"Making the data available would be likely to prejudice council's investigation under the RMA; and withholding the data is necessary to maintain legal professional privilege."

But, the decision has angered the chairman of the Eastside Residents' Association, an incorporated society born out of the Eastside Residents' Action Group.

Association chairman Ra Daniels questioned why the information could not be released.

"It's important people know this. Without clarity people feel like they are being fobbed off."

He said families were struggling with a lack of sleep, fatigue, stress and general unhappiness.

"It's very unsettling," he said.

"I don't think they are facing up to reality.
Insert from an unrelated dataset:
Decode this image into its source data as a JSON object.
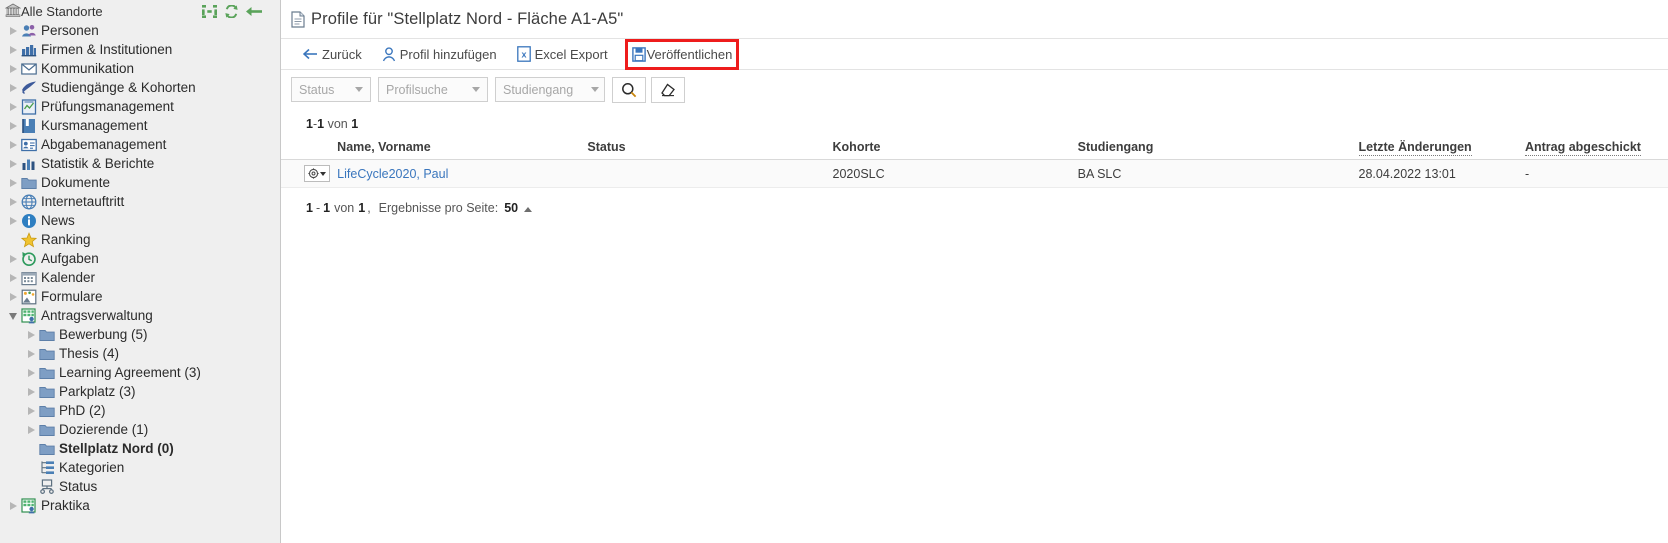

They keep directing us back to the council, but the people really want to hear from them."

Mr Daniels said the group were not against the mill providing jobs or its economic benefit to the district: "But it's appalling we have had to wait 10 months for action to be put in place and we still don't know if it will resolve the situation." He said the association was working on an action plan for the future. "When a community has to start organising itself like this it tells you something is seriously wrong."

The Rotorua Daily Post approached the council for comment and was referred to information on its website.

That indicated staff were still monitoring the situation and were working closely with Lumbercube, and the mill was still on target to finalise a noise mitigation plan by May 31 and implement it by July 21.

Lumbercube spokesman Brent Devcich declined to answer questions regarding a meeting with the residents' association, instead issuing a short statement: "As you're aware, council has requested that all feedback regarding noise issues be formalised, which is why they've set up a system to receive and document ratepayers' concerns.

"Lumbercube encourages the Eastside Residents Association to voice any concerns through council's agreed process."